Work order: Repeat each entry verbatim.

───── Entries shown ─────

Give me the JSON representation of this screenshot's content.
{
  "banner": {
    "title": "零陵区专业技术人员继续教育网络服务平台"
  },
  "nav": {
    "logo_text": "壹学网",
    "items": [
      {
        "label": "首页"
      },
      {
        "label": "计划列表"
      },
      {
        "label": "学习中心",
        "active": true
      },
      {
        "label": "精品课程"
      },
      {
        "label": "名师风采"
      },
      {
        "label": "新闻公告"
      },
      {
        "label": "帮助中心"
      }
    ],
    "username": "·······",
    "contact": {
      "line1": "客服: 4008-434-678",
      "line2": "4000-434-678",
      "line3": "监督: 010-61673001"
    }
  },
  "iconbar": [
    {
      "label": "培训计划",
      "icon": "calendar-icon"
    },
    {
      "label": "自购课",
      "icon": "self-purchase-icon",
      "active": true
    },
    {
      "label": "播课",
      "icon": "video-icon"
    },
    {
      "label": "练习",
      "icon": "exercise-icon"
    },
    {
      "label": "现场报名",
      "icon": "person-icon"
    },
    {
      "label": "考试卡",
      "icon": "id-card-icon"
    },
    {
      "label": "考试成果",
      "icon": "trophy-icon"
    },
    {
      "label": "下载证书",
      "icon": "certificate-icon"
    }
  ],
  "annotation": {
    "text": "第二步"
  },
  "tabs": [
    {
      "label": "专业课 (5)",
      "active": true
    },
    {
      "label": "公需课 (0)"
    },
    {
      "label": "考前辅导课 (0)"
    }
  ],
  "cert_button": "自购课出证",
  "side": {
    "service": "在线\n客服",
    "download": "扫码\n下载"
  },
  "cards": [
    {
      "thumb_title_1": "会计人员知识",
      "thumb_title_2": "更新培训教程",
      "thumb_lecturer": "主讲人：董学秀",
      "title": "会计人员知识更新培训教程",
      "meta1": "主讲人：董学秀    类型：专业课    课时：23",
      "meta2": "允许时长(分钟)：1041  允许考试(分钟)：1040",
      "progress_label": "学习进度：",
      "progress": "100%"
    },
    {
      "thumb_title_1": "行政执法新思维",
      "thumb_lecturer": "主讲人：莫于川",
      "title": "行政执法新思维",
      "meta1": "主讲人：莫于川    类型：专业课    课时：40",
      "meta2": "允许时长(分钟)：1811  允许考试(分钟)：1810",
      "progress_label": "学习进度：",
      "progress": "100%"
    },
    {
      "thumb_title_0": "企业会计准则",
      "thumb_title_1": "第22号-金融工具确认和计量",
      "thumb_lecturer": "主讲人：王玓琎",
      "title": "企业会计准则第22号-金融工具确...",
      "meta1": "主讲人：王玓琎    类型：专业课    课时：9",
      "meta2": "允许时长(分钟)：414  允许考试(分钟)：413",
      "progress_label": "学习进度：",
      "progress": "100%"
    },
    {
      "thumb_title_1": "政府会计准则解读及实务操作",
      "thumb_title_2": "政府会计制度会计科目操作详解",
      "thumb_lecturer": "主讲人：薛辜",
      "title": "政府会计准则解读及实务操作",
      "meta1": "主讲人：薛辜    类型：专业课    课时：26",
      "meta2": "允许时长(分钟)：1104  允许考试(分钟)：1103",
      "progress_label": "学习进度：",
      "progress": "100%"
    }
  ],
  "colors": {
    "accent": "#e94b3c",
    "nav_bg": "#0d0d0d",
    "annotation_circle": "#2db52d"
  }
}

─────

Result for this exercise:
Give me the JSON representation of this screenshot's content.
{
  "banner": {
    "title": "零陵区专业技术人员继续教育网络服务平台"
  },
  "nav": {
    "logo_text": "壹学网",
    "items": [
      {
        "label": "首页"
      },
      {
        "label": "计划列表"
      },
      {
        "label": "学习中心",
        "active": true
      },
      {
        "label": "精品课程"
      },
      {
        "label": "名师风采"
      },
      {
        "label": "新闻公告"
      },
      {
        "label": "帮助中心"
      }
    ],
    "username": "·······",
    "contact": {
      "line1": "客服: 4008-434-678",
      "line2": "4000-434-678",
      "line3": "监督: 010-61673001"
    }
  },
  "iconbar": [
    {
      "label": "培训计划",
      "icon": "calendar-icon"
    },
    {
      "label": "自购课",
      "icon": "self-purchase-icon",
      "active": true
    },
    {
      "label": "播课",
      "icon": "video-icon"
    },
    {
      "label": "练习",
      "icon": "exercise-icon"
    },
    {
      "label": "现场报名",
      "icon": "person-icon"
    },
    {
      "label": "考试卡",
      "icon": "id-card-icon"
    },
    {
      "label": "考试成果",
      "icon": "trophy-icon"
    },
    {
      "label": "下载证书",
      "icon": "certificate-icon"
    }
  ],
  "annotation": {
    "text": "第二步"
  },
  "tabs": [
    {
      "label": "专业课 (5)",
      "active": true
    },
    {
      "label": "公需课 (0)"
    },
    {
      "label": "考前辅导课 (0)"
    }
  ],
  "cert_button": "自购课出证",
  "side": {
    "service": "在线\n客服",
    "download": "扫码\n下载"
  },
  "cards": [
    {
      "thumb_title_1": "会计人员知识",
      "thumb_title_2": "更新培训教程",
      "thumb_lecturer": "主讲人：董学秀",
      "title": "会计人员知识更新培训教程",
      "meta1": "主讲人：董学秀    类型：专业课    课时：23",
      "meta2": "允许时长(分钟)：1041  允许考试(分钟)：1040",
      "progress_label": "学习进度：",
      "progress": "100%"
    },
    {
      "thumb_title_1": "行政执法新思维",
      "thumb_lecturer": "主讲人：莫于川",
      "title": "行政执法新思维",
      "meta1": "主讲人：莫于川    类型：专业课    课时：40",
      "meta2": "允许时长(分钟)：1811  允许考试(分钟)：1810",
      "progress_label": "学习进度：",
      "progress": "100%"
    },
    {
      "thumb_title_0": "企业会计准则",
      "thumb_title_1": "第22号-金融工具确认和计量",
      "thumb_lecturer": "主讲人：王玓琎",
      "title": "企业会计准则第22号-金融工具确...",
      "meta1": "主讲人：王玓琎    类型：专业课    课时：9",
      "meta2": "允许时长(分钟)：414  允许考试(分钟)：413",
      "progress_label": "学习进度：",
      "progress": "100%"
    },
    {
      "thumb_title_1": "政府会计准则解读及实务操作",
      "thumb_title_2": "政府会计制度会计科目操作详解",
      "thumb_lecturer": "主讲人：薛辜",
      "title": "政府会计准则解读及实务操作",
      "meta1": "主讲人：薛辜    类型：专业课    课时：26",
      "meta2": "允许时长(分钟)：1104  允许考试(分钟)：1103",
      "progress_label": "学习进度：",
      "progress": "100%"
    }
  ],
  "colors": {
    "accent": "#e94b3c",
    "nav_bg": "#0d0d0d",
    "annotation_circle": "#2db52d"
  }
}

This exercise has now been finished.